Series I Inflation-beater Savings Bonds Debut
American Forces Press Service
WASHINGTON, D.C., Sept. 11, 1998 The U.S. Treasury's Series I savings bonds made their debut Sept. 1 and may appeal to savers who are trying to keep up with inflation.
Treasury representative Mack Stamper, a specialist in DoD bond programs, said the new Series I bonds sell at face value in eight denominations from $50 to $10,000. Their special features are a fixed base interest rate and a supplemental rate adjusted for inflation.
Bonds sold Sept. 1 carried a 3.4 percent base rate and 1.26 percent supplemental rate for total semiannual earnings of 4.66 percent, he said. Treasury announces earnings rates for Series I and EE bonds on May 1 and Nov. 1.
The base rate in effect at the time of purchase is guaranteed for the Series I bond's 30-year maximum life. The supplemental inflation rate is good only until the next adjustment, Stamper said. Earnings are credited monthly and compounded semiannually.

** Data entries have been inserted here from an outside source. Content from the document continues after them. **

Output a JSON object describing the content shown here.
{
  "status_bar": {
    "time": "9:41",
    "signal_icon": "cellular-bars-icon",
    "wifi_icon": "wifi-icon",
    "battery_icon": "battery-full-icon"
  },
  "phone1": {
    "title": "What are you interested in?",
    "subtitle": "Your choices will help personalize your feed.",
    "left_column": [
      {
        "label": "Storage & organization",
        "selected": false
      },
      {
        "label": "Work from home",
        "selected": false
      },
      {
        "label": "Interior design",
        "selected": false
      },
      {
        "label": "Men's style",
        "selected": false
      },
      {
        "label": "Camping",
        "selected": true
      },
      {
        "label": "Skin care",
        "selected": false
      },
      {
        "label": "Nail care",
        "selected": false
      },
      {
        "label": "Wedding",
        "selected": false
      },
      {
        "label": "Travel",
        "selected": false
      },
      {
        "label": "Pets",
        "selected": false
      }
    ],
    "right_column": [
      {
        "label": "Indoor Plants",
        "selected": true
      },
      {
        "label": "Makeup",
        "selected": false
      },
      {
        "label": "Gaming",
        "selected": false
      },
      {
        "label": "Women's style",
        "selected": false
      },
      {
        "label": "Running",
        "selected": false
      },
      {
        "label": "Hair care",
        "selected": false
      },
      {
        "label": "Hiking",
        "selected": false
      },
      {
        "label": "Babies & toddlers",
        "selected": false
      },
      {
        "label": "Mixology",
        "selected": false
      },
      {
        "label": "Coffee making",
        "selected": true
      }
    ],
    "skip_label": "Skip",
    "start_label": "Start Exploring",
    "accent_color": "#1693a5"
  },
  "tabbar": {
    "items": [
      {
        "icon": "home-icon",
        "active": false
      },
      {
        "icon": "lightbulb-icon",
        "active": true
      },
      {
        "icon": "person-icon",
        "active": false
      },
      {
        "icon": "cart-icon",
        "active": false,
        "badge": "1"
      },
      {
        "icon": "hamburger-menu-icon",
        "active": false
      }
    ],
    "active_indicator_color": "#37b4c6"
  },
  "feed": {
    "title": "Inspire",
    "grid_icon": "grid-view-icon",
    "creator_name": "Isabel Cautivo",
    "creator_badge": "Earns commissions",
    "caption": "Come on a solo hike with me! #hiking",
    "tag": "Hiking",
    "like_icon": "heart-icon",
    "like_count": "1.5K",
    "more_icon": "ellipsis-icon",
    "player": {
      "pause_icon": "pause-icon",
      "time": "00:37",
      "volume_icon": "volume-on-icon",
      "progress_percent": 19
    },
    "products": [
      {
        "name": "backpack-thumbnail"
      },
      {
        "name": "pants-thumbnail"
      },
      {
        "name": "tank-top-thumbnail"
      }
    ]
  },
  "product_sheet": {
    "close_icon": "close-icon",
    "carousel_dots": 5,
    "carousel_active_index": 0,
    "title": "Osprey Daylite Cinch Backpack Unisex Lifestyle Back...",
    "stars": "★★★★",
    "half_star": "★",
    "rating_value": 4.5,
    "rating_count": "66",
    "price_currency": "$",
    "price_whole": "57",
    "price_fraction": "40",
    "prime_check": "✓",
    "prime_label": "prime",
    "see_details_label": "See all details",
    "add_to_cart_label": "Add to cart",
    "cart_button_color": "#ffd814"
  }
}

Treasury uses the Bureau of Labor Statistics' Consumer Price Index-Urban to set Series I inflation adjustments, he said.
The familiar Series EE bonds sell for half their face value and currently earn more -- 5.06 percent, but the rate has floated with no guaranteed minimum since May 1995. The EE semiannual earnings rate is 90 percent that of prevailing five-year U.S. Treasury bonds.
Series I bonds at this time are sold only over the counter and through automatic checking account allotments at participating financial institutions, Stamper said. A payroll savings plan is scheduled to start later this year and eventually will include military members and federal civilian workers, he said.
Like their EE cousins, Series I bonds are exempt from state and local taxes and also from federal taxes if used to pay tuition and fees at qualifying schools. They are significantly different in appearance from previous issues, however.
Bonds until now customarily carried the portraits of presidents and other historical figures. Series I is the first to honor prominent, contemporary Americans and members of racial and ethnic minorities. All eight pictured are deceased.
U.S. Sen. Spark M. Matsunaga, a Japanese American, is on the $10,000 bond. African-American opera star Marian Anderson graces the $5,000 bond. Nobel physicist Albert Einstein is on the $1,000 denomination. Gen. George C. Marshall is on the $500.
Chief Joseph, leader of the Nez Perce Indian tribe in the late 1800s, appears on the $200 bond. African-American civil rights leader the Rev. Martin Luther King Jr. is on the $100 bond. Hispanic veterans' rights advocate Dr. Hector Garcia, founder of the American G.I. Forum, is on the $75 bond. Author Helen Keller, advocate of Americans with disabilities, is on the $50.
For more information about Series I and other U.S. Savings Bonds, interest earning rates, investment tips and tax rules, point your Internet browser to www.publicdebt.treas.gov or www.savingsbonds.gov, or write to: U.S. Treasury Bureau of the Public Debt Savings Bond Operations Parkersburg, WV 26106-1328.